Richard Culatta was hired in the new role of Chief Innovation Officer in January, after working in the US Department of Education office of Educational Technology, and he has clearly hit the ground running on the issue of personalized learning, which he discussed in a rapid-fire talk.
“Nobody says we shouldn’t adapt learning to the students,” said Culatta. “But the challenge is, how do we do that? What tools are necessary? What do we need?”
“As a teacher, I knew I was teaching to the middle and that the schedule was trumping my kids. Imagine for a second, if we said every student in our system, every student in Rhode Island, will have 100% mastery; what will be flexible is the time and the approach used to get there.”
“Do you need technology to personalize learning? No. Unless you want to do it at scale.”
“If you have a classroom with 3 or 4 or 5 students, well, at that point, you can do a heck of a lot of personalizing, tailor very much to their needs without any technology. But when you have a high school with 5 classes a day with 30 kids in each of the classes, the ability to tailor the learning would just be crushing. Imagine having 50 IEPs that you’re planning every day.”
“How can we get that granular level of tailoring for each student and not have it be too burdensome? What that looks like, we have to figure out. I don’t care if we’re delivering instruction on technology or not, that’s a separate conversation, but we need to figure out some tools that can help teachers manage personalized learning so that we can do this at scale.”
Culatta closed with a provocative thought about a new “digital divide” not about access, but about the difference between using digital tools in passive versus active modes.
“What I’d like us to all be thinking about is a new digital divide: a digital use divide. How can we be using technology not to digitize traditional practices, not to have a digital version of what used to be on the chalkboard. How do we use technology to engage and empower and connect, and allow our students to be designers and builders, and allow them to work on what they want, when they want — that’s relevant, and aligned to quality standards that are common and accepted across the board.”
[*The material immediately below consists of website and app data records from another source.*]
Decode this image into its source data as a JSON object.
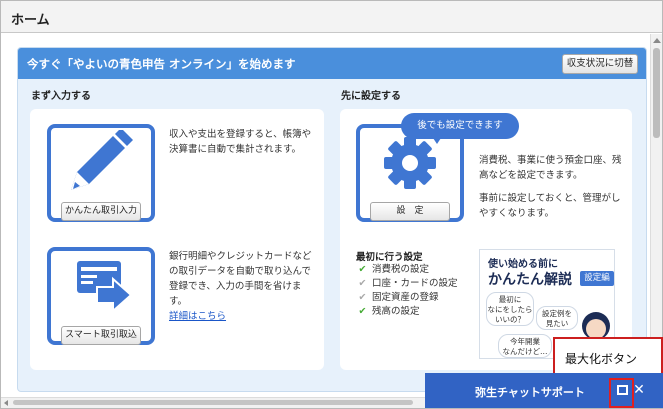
{
  "window": {
    "title": "ホーム"
  },
  "banner": {
    "title": "今すぐ「やよいの青色申告 オンライン」を始めます",
    "switch_button": "収支状況に切替"
  },
  "left_section": {
    "heading": "まず入力する",
    "cards": [
      {
        "icon": "pencil-icon",
        "button": "かんたん取引入力",
        "lines": [
          "収入や支出を登録すると、帳簿や",
          "決算書に自動で集計されます。"
        ]
      },
      {
        "icon": "import-icon",
        "button": "スマート取引取込",
        "lines": [
          "銀行明細やクレジットカードなど",
          "の取引データを自動で取り込んで",
          "登録でき、入力の手間を省けま",
          "す。"
        ],
        "link": "詳細はこちら"
      }
    ]
  },
  "right_section": {
    "heading": "先に設定する",
    "bubble": "後でも設定できます",
    "settings_button": "設　定",
    "settings_icon": "gear-icon",
    "lines1": [
      "消費税、事業に使う預金口座、残",
      "高などを設定できます。"
    ],
    "lines2": [
      "事前に設定しておくと、管理がし",
      "やすくなります。"
    ],
    "first_title": "最初に行う設定",
    "checklist": [
      {
        "label": "消費税の設定",
        "done": true
      },
      {
        "label": "口座・カードの設定",
        "done": false
      },
      {
        "label": "固定資産の登録",
        "done": false
      },
      {
        "label": "残高の設定",
        "done": true
      }
    ],
    "promo": {
      "line1": "使い始める前に",
      "line2": "かんたん解説",
      "tag": "設定編",
      "bubble1": [
        "最初に",
        "なにをしたら",
        "いいの？"
      ],
      "bubble2": [
        "設定例を",
        "見たい"
      ],
      "bubble3": [
        "今年開業",
        "なんだけど…"
      ]
    }
  },
  "chat": {
    "label": "弥生チャットサポート",
    "close": "✕"
  },
  "callout": {
    "label": "最大化ボタン"
  },
  "colors": {
    "accent": "#3f76d2",
    "banner": "#4a8fdc",
    "chat_bar": "#3163c4",
    "highlight": "#e02020",
    "check_done": "#44aa33",
    "check_todo": "#a8a8a8"
  }
}
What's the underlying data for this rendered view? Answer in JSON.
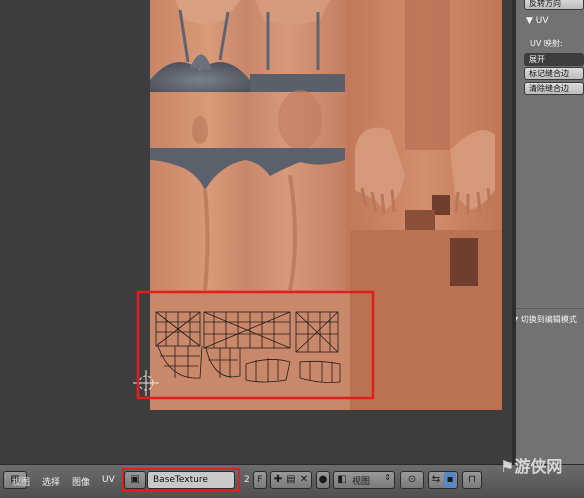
{
  "right_panel": {
    "top_button": "反转方向",
    "section_title": "UV",
    "uv_map_label": "UV 映射:",
    "unwrap_button": "展开",
    "mark_seam_button": "标记缝合边",
    "clear_seam_button": "清除缝合边",
    "edit_mode_panel": "切换到编辑模式"
  },
  "footer": {
    "menu": [
      "视图",
      "选择",
      "图像",
      "UV"
    ],
    "image_name": "BaseTexture",
    "user_count": "2",
    "fake_user": "F",
    "view_select": "视图"
  },
  "watermark": "游侠网",
  "colors": {
    "highlight_box": "#e01e1e",
    "skin": "#c98a68",
    "bra": "#5f6570"
  }
}
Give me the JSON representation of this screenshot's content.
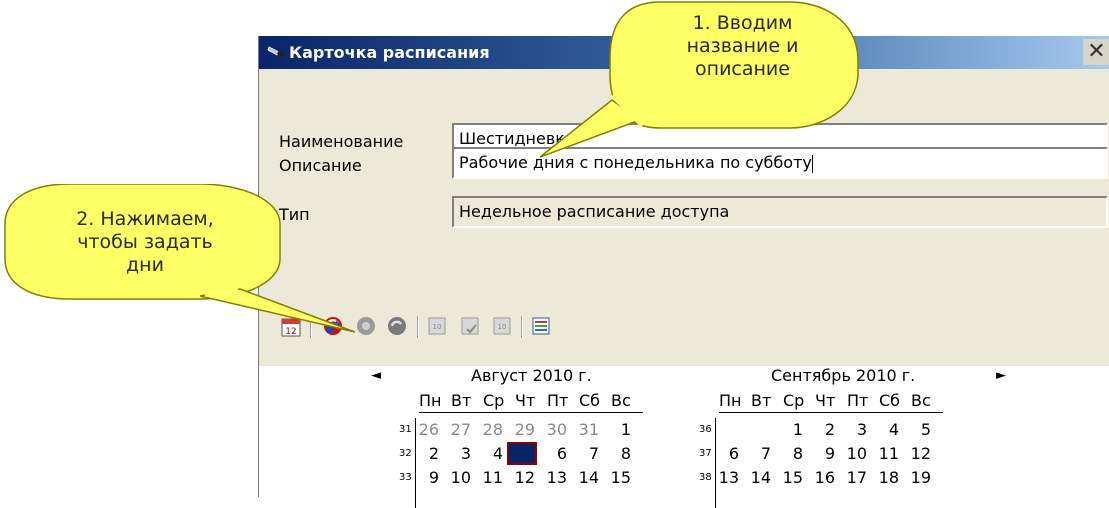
{
  "window": {
    "title": "Карточка расписания",
    "close_glyph": "✕"
  },
  "form": {
    "name_label": "Наименование",
    "name_value": "Шестидневка",
    "desc_label": "Описание",
    "desc_value": "Рабочие дния с понедельника по субботу",
    "type_label": "Тип",
    "type_value": "Недельное расписание доступа"
  },
  "toolbar": {
    "icons": [
      "calendar-icon",
      "refresh-red-icon",
      "refresh-grey-icon",
      "refresh-dark-icon",
      "day-grey-1-icon",
      "day-check-icon",
      "day-grey-2-icon",
      "grid-color-icon"
    ]
  },
  "calendar": {
    "prev_glyph": "◄",
    "next_glyph": "►",
    "months": [
      {
        "title": "Август 2010 г.",
        "weekdays": [
          "Пн",
          "Вт",
          "Ср",
          "Чт",
          "Пт",
          "Сб",
          "Вс"
        ],
        "weeks": [
          {
            "num": "31",
            "days": [
              "26",
              "27",
              "28",
              "29",
              "30",
              "31",
              "1"
            ]
          },
          {
            "num": "32",
            "days": [
              "2",
              "3",
              "4",
              "5",
              "6",
              "7",
              "8"
            ]
          },
          {
            "num": "33",
            "days": [
              "9",
              "10",
              "11",
              "12",
              "13",
              "14",
              "15"
            ]
          }
        ]
      },
      {
        "title": "Сентябрь 2010 г.",
        "weekdays": [
          "Пн",
          "Вт",
          "Ср",
          "Чт",
          "Пт",
          "Сб",
          "Вс"
        ],
        "weeks": [
          {
            "num": "36",
            "days": [
              "",
              "",
              "1",
              "2",
              "3",
              "4",
              "5"
            ]
          },
          {
            "num": "37",
            "days": [
              "6",
              "7",
              "8",
              "9",
              "10",
              "11",
              "12"
            ]
          },
          {
            "num": "38",
            "days": [
              "13",
              "14",
              "15",
              "16",
              "17",
              "18",
              "19"
            ]
          }
        ]
      }
    ]
  },
  "callouts": {
    "first": "1. Вводим\nназвание и\nописание",
    "second": "2. Нажимаем,\nчтобы задать\nдни"
  },
  "colors": {
    "callout_fill": "#ffff66",
    "callout_border": "#808000",
    "titlebar": "#0a246a",
    "selected_day": "#0a246a"
  }
}
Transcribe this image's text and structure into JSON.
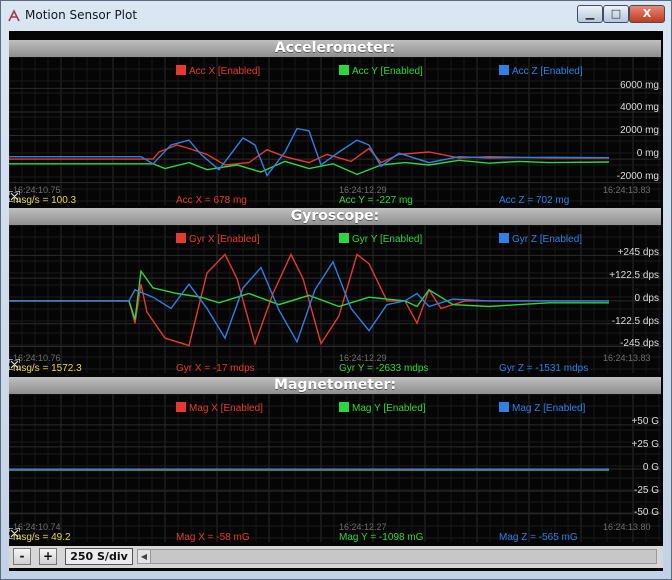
{
  "window": {
    "title": "Motion Sensor Plot",
    "min_label": "▁",
    "max_label": "□",
    "close_label": "X"
  },
  "panels": [
    {
      "key": "acc",
      "title": "Accelerometer:",
      "legend": [
        {
          "label": "Acc X [Enabled]",
          "color": "#e53a2e"
        },
        {
          "label": "Acc Y [Enabled]",
          "color": "#2bd63f"
        },
        {
          "label": "Acc Z [Enabled]",
          "color": "#2f7fe6"
        }
      ],
      "y_ticks": [
        "6000 mg",
        "4000 mg",
        "2000 mg",
        "0 mg",
        "-2000 mg"
      ],
      "y_tick_values": [
        6000,
        4000,
        2000,
        0,
        -2000
      ],
      "y_range": [
        -2200,
        6800
      ],
      "timestamps": [
        "16:24:10.75",
        "16:24:12.29",
        "16:24:13.83"
      ],
      "rate": "msg/s = 100.3",
      "readouts": [
        "Acc X = 678 mg",
        "Acc Y = -227 mg",
        "Acc Z = 702 mg"
      ],
      "series": [
        {
          "name": "Acc X",
          "color": "#e53a2e",
          "points": [
            [
              0,
              0
            ],
            [
              0.24,
              0
            ],
            [
              0.25,
              600
            ],
            [
              0.28,
              1200
            ],
            [
              0.3,
              900
            ],
            [
              0.33,
              400
            ],
            [
              0.36,
              -500
            ],
            [
              0.4,
              -300
            ],
            [
              0.43,
              800
            ],
            [
              0.46,
              200
            ],
            [
              0.5,
              -300
            ],
            [
              0.53,
              400
            ],
            [
              0.57,
              -200
            ],
            [
              0.6,
              900
            ],
            [
              0.62,
              -300
            ],
            [
              0.65,
              400
            ],
            [
              0.7,
              600
            ],
            [
              0.75,
              100
            ],
            [
              0.8,
              200
            ],
            [
              0.85,
              150
            ],
            [
              0.9,
              100
            ],
            [
              1,
              80
            ]
          ]
        },
        {
          "name": "Acc Y",
          "color": "#2bd63f",
          "points": [
            [
              0,
              -400
            ],
            [
              0.24,
              -400
            ],
            [
              0.26,
              -800
            ],
            [
              0.3,
              -300
            ],
            [
              0.33,
              -900
            ],
            [
              0.38,
              -500
            ],
            [
              0.42,
              -1100
            ],
            [
              0.46,
              -200
            ],
            [
              0.5,
              -800
            ],
            [
              0.54,
              -400
            ],
            [
              0.58,
              -1300
            ],
            [
              0.62,
              -500
            ],
            [
              0.66,
              -300
            ],
            [
              0.7,
              -500
            ],
            [
              0.75,
              -100
            ],
            [
              0.8,
              -350
            ],
            [
              0.85,
              -200
            ],
            [
              0.9,
              -300
            ],
            [
              1,
              -250
            ]
          ]
        },
        {
          "name": "Acc Z",
          "color": "#2f7fe6",
          "points": [
            [
              0,
              200
            ],
            [
              0.22,
              200
            ],
            [
              0.24,
              -400
            ],
            [
              0.27,
              1200
            ],
            [
              0.3,
              1600
            ],
            [
              0.32,
              400
            ],
            [
              0.35,
              -900
            ],
            [
              0.39,
              1800
            ],
            [
              0.41,
              1200
            ],
            [
              0.43,
              -1400
            ],
            [
              0.46,
              600
            ],
            [
              0.48,
              2600
            ],
            [
              0.5,
              2400
            ],
            [
              0.52,
              -500
            ],
            [
              0.55,
              600
            ],
            [
              0.58,
              1600
            ],
            [
              0.6,
              1200
            ],
            [
              0.62,
              -600
            ],
            [
              0.65,
              500
            ],
            [
              0.7,
              -300
            ],
            [
              0.75,
              200
            ],
            [
              0.8,
              100
            ],
            [
              0.9,
              150
            ],
            [
              1,
              120
            ]
          ]
        }
      ]
    },
    {
      "key": "gyr",
      "title": "Gyroscope:",
      "legend": [
        {
          "label": "Gyr X [Enabled]",
          "color": "#e53a2e"
        },
        {
          "label": "Gyr Y [Enabled]",
          "color": "#2bd63f"
        },
        {
          "label": "Gyr Z [Enabled]",
          "color": "#2f7fe6"
        }
      ],
      "y_ticks": [
        "+245 dps",
        "+122.5 dps",
        "0 dps",
        "-122.5 dps",
        "-245 dps"
      ],
      "y_tick_values": [
        245,
        122.5,
        0,
        -122.5,
        -245
      ],
      "y_range": [
        -280,
        290
      ],
      "timestamps": [
        "16:24:10.76",
        "16:24:12.29",
        "16:24:13.83"
      ],
      "rate": "msg/s = 1572.3",
      "readouts": [
        "Gyr X = -17 mdps",
        "Gyr Y = -2633 mdps",
        "Gyr Z = -1531 mdps"
      ],
      "series": [
        {
          "name": "Gyr X",
          "color": "#e53a2e",
          "points": [
            [
              0,
              0
            ],
            [
              0.2,
              0
            ],
            [
              0.21,
              -120
            ],
            [
              0.22,
              90
            ],
            [
              0.23,
              -60
            ],
            [
              0.26,
              -200
            ],
            [
              0.3,
              -240
            ],
            [
              0.33,
              150
            ],
            [
              0.36,
              250
            ],
            [
              0.38,
              120
            ],
            [
              0.41,
              -230
            ],
            [
              0.44,
              40
            ],
            [
              0.47,
              250
            ],
            [
              0.49,
              120
            ],
            [
              0.52,
              -230
            ],
            [
              0.55,
              -80
            ],
            [
              0.58,
              250
            ],
            [
              0.6,
              200
            ],
            [
              0.63,
              0
            ],
            [
              0.66,
              0
            ],
            [
              0.68,
              -120
            ],
            [
              0.7,
              60
            ],
            [
              0.72,
              -40
            ],
            [
              0.76,
              0
            ],
            [
              1,
              0
            ]
          ]
        },
        {
          "name": "Gyr Y",
          "color": "#2bd63f",
          "points": [
            [
              0,
              0
            ],
            [
              0.2,
              0
            ],
            [
              0.21,
              -100
            ],
            [
              0.22,
              160
            ],
            [
              0.24,
              70
            ],
            [
              0.28,
              40
            ],
            [
              0.32,
              20
            ],
            [
              0.35,
              -10
            ],
            [
              0.4,
              40
            ],
            [
              0.45,
              -20
            ],
            [
              0.5,
              30
            ],
            [
              0.55,
              -30
            ],
            [
              0.6,
              20
            ],
            [
              0.66,
              0
            ],
            [
              0.68,
              -30
            ],
            [
              0.7,
              60
            ],
            [
              0.74,
              -20
            ],
            [
              0.8,
              -30
            ],
            [
              0.85,
              -20
            ],
            [
              0.9,
              -10
            ],
            [
              1,
              -10
            ]
          ]
        },
        {
          "name": "Gyr Z",
          "color": "#2f7fe6",
          "points": [
            [
              0,
              0
            ],
            [
              0.2,
              0
            ],
            [
              0.21,
              60
            ],
            [
              0.24,
              20
            ],
            [
              0.27,
              -40
            ],
            [
              0.3,
              90
            ],
            [
              0.33,
              -40
            ],
            [
              0.36,
              -200
            ],
            [
              0.39,
              70
            ],
            [
              0.42,
              180
            ],
            [
              0.45,
              -50
            ],
            [
              0.48,
              -220
            ],
            [
              0.51,
              60
            ],
            [
              0.54,
              210
            ],
            [
              0.57,
              -40
            ],
            [
              0.6,
              -160
            ],
            [
              0.63,
              -20
            ],
            [
              0.66,
              0
            ],
            [
              0.68,
              40
            ],
            [
              0.7,
              -30
            ],
            [
              0.74,
              10
            ],
            [
              0.8,
              0
            ],
            [
              1,
              0
            ]
          ]
        }
      ]
    },
    {
      "key": "mag",
      "title": "Magnetometer:",
      "legend": [
        {
          "label": "Mag X [Enabled]",
          "color": "#e53a2e"
        },
        {
          "label": "Mag Y [Enabled]",
          "color": "#2bd63f"
        },
        {
          "label": "Mag Z [Enabled]",
          "color": "#2f7fe6"
        }
      ],
      "y_ticks": [
        "+50 G",
        "+25 G",
        "0 G",
        "-25 G",
        "-50 G"
      ],
      "y_tick_values": [
        50,
        25,
        0,
        -25,
        -50
      ],
      "y_range": [
        -60,
        60
      ],
      "timestamps": [
        "16:24:10.74",
        "16:24:12.27",
        "16:24:13.80"
      ],
      "rate": "msg/s = 49.2",
      "readouts": [
        "Mag X = -58 mG",
        "Mag Y = -1098 mG",
        "Mag Z = -565 mG"
      ],
      "series": [
        {
          "name": "Mag X",
          "color": "#e53a2e",
          "points": [
            [
              0,
              -0.06
            ],
            [
              1,
              -0.06
            ]
          ]
        },
        {
          "name": "Mag Y",
          "color": "#2bd63f",
          "points": [
            [
              0,
              -1.1
            ],
            [
              0.21,
              -1.1
            ],
            [
              0.66,
              -1.1
            ],
            [
              1,
              -1.1
            ]
          ]
        },
        {
          "name": "Mag Z",
          "color": "#2f7fe6",
          "points": [
            [
              0,
              -0.56
            ],
            [
              0.21,
              -0.56
            ],
            [
              0.22,
              -0.7
            ],
            [
              0.66,
              -0.7
            ],
            [
              0.67,
              -0.56
            ],
            [
              1,
              -0.56
            ]
          ]
        }
      ]
    }
  ],
  "bottom": {
    "minus_label": "-",
    "plus_label": "+",
    "rate_label": "250 S/div",
    "scroll_left": "◀"
  }
}
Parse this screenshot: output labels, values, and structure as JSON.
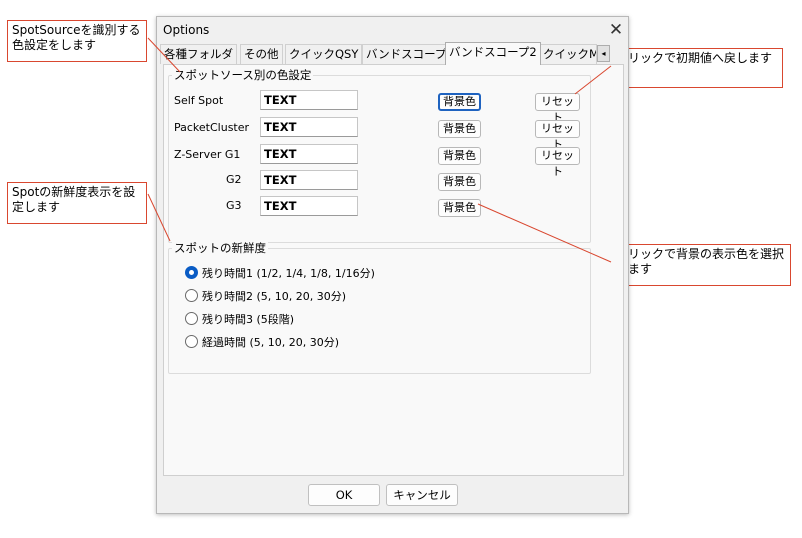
{
  "window": {
    "title": "Options",
    "close_glyph": "✕"
  },
  "tabs": [
    {
      "label": "各種フォルダ",
      "active": false
    },
    {
      "label": "その他",
      "active": false
    },
    {
      "label": "クイックQSY",
      "active": false
    },
    {
      "label": "バンドスコープ",
      "active": false
    },
    {
      "label": "バンドスコープ2",
      "active": true
    },
    {
      "label": "クイックMe",
      "active": false
    }
  ],
  "tab_scroll_glyph": "◂",
  "color_group": {
    "title": "スポットソース別の色設定",
    "rows": [
      {
        "label": "Self Spot",
        "text": "TEXT",
        "bg_button": "背景色",
        "reset_button": "リセット"
      },
      {
        "label": "PacketCluster",
        "text": "TEXT",
        "bg_button": "背景色",
        "reset_button": "リセット"
      },
      {
        "label": "Z-Server G1",
        "text": "TEXT",
        "bg_button": "背景色",
        "reset_button": "リセット"
      },
      {
        "label": "G2",
        "text": "TEXT",
        "bg_button": "背景色"
      },
      {
        "label": "G3",
        "text": "TEXT",
        "bg_button": "背景色"
      }
    ]
  },
  "freshness_group": {
    "title": "スポットの新鮮度",
    "options": [
      {
        "label": "残り時間1 (1/2, 1/4, 1/8, 1/16分)",
        "selected": true
      },
      {
        "label": "残り時間2 (5, 10, 20, 30分)",
        "selected": false
      },
      {
        "label": "残り時間3 (5段階)",
        "selected": false
      },
      {
        "label": "経過時間 (5, 10, 20, 30分)",
        "selected": false
      }
    ]
  },
  "buttons": {
    "ok": "OK",
    "cancel": "キャンセル"
  },
  "annotations": [
    {
      "text": "SpotSourceを識別する色設定をします"
    },
    {
      "text": "Spotの新鮮度表示を設定します"
    },
    {
      "text": "クリックで初期値へ戻します"
    },
    {
      "text": "クリックで背景の表示色を選択します"
    }
  ],
  "colors": {
    "accent": "#0a5cc5",
    "callout_border": "#d9472f",
    "dialog_bg": "#f0f0f0",
    "panel_bg": "#f9f9f9"
  }
}
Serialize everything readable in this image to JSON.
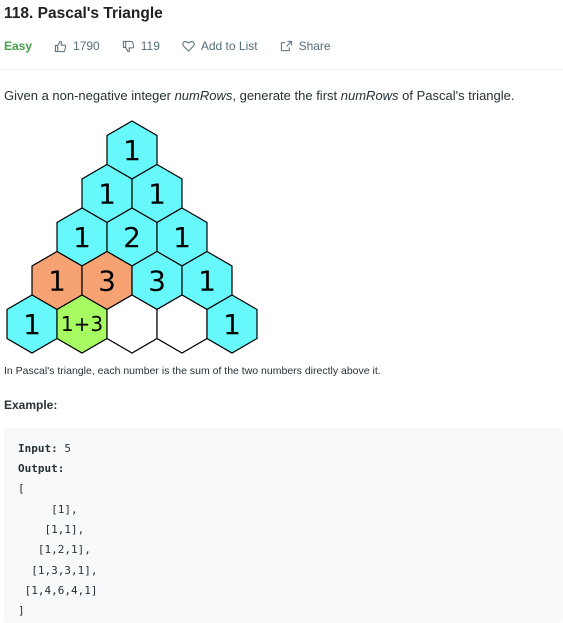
{
  "problem": {
    "title": "118. Pascal's Triangle",
    "difficulty": "Easy",
    "likes": "1790",
    "dislikes": "119",
    "add_to_list": "Add to List",
    "share": "Share"
  },
  "description": {
    "before": "Given a non-negative integer ",
    "var1": "numRows",
    "middle": ", generate the first ",
    "var2": "numRows",
    "after": " of Pascal's triangle."
  },
  "figure": {
    "cells": [
      "1",
      "1",
      "1",
      "1",
      "2",
      "1",
      "1",
      "3",
      "3",
      "1",
      "1",
      "1+3",
      "",
      "",
      "1"
    ],
    "colors": {
      "cyan": "#66f8fa",
      "orange": "#f7a273",
      "green": "#a6fb63",
      "empty": "#ffffff",
      "stroke": "#000000"
    }
  },
  "caption": "In Pascal's triangle, each number is the sum of the two numbers directly above it.",
  "example": {
    "heading": "Example:",
    "input_label": "Input:",
    "input_value": " 5",
    "output_label": "Output:",
    "lines": [
      "[",
      "     [1],",
      "    [1,1],",
      "   [1,2,1],",
      "  [1,3,3,1],",
      " [1,4,6,4,1]",
      "]"
    ]
  }
}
“A rigorous curriculum that is still tailored to individual needs and not be soul-crushing for teachers to have to come up with 75 individual lesson plans every day. That’s what we’re trying to do. That’s pretty audacious. But I think Rhode Island is the place that can pull it off faster and better than anybody else, and if we do, it will transform not just Rhode Island, but the world.”